• Task item:
Skip the pictures, and retype the data below in full, exactly.
--- Listed entries Enclosed Below ---
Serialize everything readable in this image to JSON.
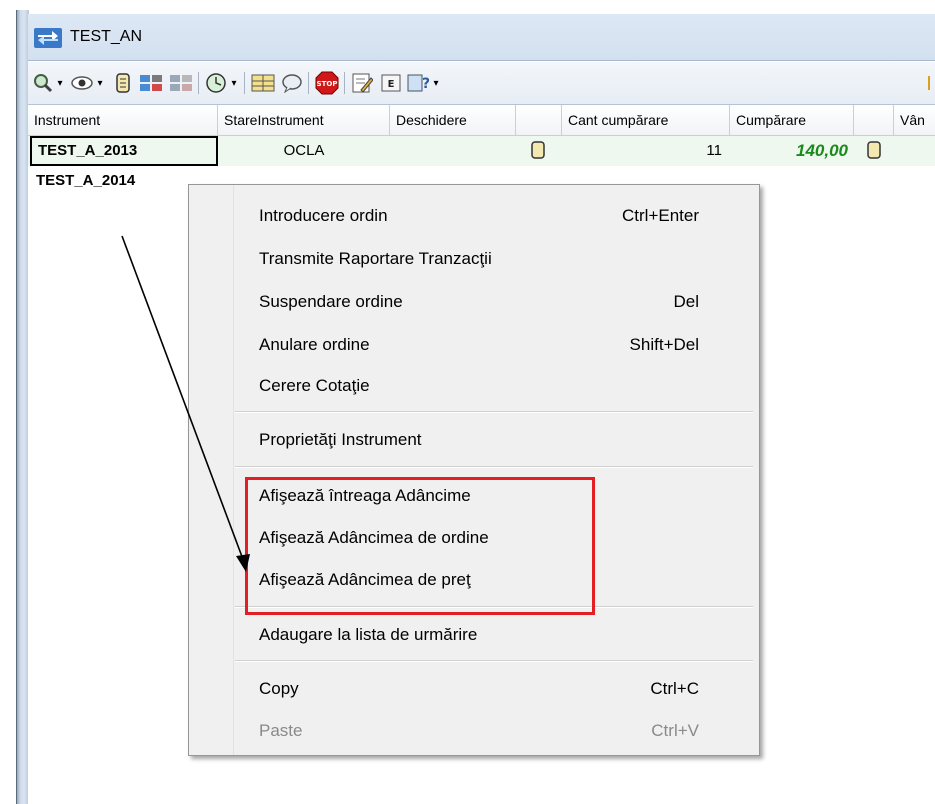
{
  "window": {
    "title": "TEST_AN"
  },
  "toolbar": {
    "icons": [
      "search-icon",
      "eye-icon",
      "scroll-icon",
      "order-book-icon",
      "order-book-disabled-icon",
      "clock-icon",
      "grid-icon",
      "comment-icon",
      "stop-icon",
      "edit-icon",
      "e-icon",
      "help-icon"
    ]
  },
  "grid": {
    "columns": [
      "Instrument",
      "StareInstrument",
      "Deschidere",
      "",
      "Cant cumpărare",
      "Cumpărare",
      "",
      "Vân"
    ],
    "rows": [
      {
        "instrument": "TEST_A_2013",
        "state": "OCLA",
        "buy_qty": "11",
        "buy_price": "140,00"
      },
      {
        "instrument": "TEST_A_2014",
        "state": "",
        "buy_qty": "",
        "buy_price": ""
      }
    ]
  },
  "context_menu": {
    "items": [
      {
        "label": "Introducere ordin",
        "shortcut": "Ctrl+Enter"
      },
      {
        "label": "Transmite Raportare Tranzacţii",
        "shortcut": ""
      },
      {
        "label": "Suspendare ordine",
        "shortcut": "Del"
      },
      {
        "label": "Anulare ordine",
        "shortcut": "Shift+Del"
      },
      {
        "label": "Cerere Cotaţie",
        "shortcut": ""
      },
      {
        "label": "Proprietăţi Instrument",
        "shortcut": ""
      },
      {
        "label": "Afişează întreaga Adâncime",
        "shortcut": ""
      },
      {
        "label": "Afişează Adâncimea de ordine",
        "shortcut": ""
      },
      {
        "label": "Afişează Adâncimea de preţ",
        "shortcut": ""
      },
      {
        "label": "Adaugare la lista de urmărire",
        "shortcut": ""
      },
      {
        "label": "Copy",
        "shortcut": "Ctrl+C"
      },
      {
        "label": "Paste",
        "shortcut": "Ctrl+V",
        "disabled": true
      }
    ]
  },
  "colors": {
    "highlight": "#e31e24",
    "buy_price": "#1a8a1a",
    "menu_bg": "#f0f0f0"
  }
}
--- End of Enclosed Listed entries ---
• Answer below:
Serialize everything readable in this image to JSON.
{
  "window": {
    "title": "TEST_AN"
  },
  "toolbar": {
    "icons": [
      "search-icon",
      "eye-icon",
      "scroll-icon",
      "order-book-icon",
      "order-book-disabled-icon",
      "clock-icon",
      "grid-icon",
      "comment-icon",
      "stop-icon",
      "edit-icon",
      "e-icon",
      "help-icon"
    ]
  },
  "grid": {
    "columns": [
      "Instrument",
      "StareInstrument",
      "Deschidere",
      "",
      "Cant cumpărare",
      "Cumpărare",
      "",
      "Vân"
    ],
    "rows": [
      {
        "instrument": "TEST_A_2013",
        "state": "OCLA",
        "buy_qty": "11",
        "buy_price": "140,00"
      },
      {
        "instrument": "TEST_A_2014",
        "state": "",
        "buy_qty": "",
        "buy_price": ""
      }
    ]
  },
  "context_menu": {
    "items": [
      {
        "label": "Introducere ordin",
        "shortcut": "Ctrl+Enter"
      },
      {
        "label": "Transmite Raportare Tranzacţii",
        "shortcut": ""
      },
      {
        "label": "Suspendare ordine",
        "shortcut": "Del"
      },
      {
        "label": "Anulare ordine",
        "shortcut": "Shift+Del"
      },
      {
        "label": "Cerere Cotaţie",
        "shortcut": ""
      },
      {
        "label": "Proprietăţi Instrument",
        "shortcut": ""
      },
      {
        "label": "Afişează întreaga Adâncime",
        "shortcut": ""
      },
      {
        "label": "Afişează Adâncimea de ordine",
        "shortcut": ""
      },
      {
        "label": "Afişează Adâncimea de preţ",
        "shortcut": ""
      },
      {
        "label": "Adaugare la lista de urmărire",
        "shortcut": ""
      },
      {
        "label": "Copy",
        "shortcut": "Ctrl+C"
      },
      {
        "label": "Paste",
        "shortcut": "Ctrl+V",
        "disabled": true
      }
    ]
  },
  "colors": {
    "highlight": "#e31e24",
    "buy_price": "#1a8a1a",
    "menu_bg": "#f0f0f0"
  }
}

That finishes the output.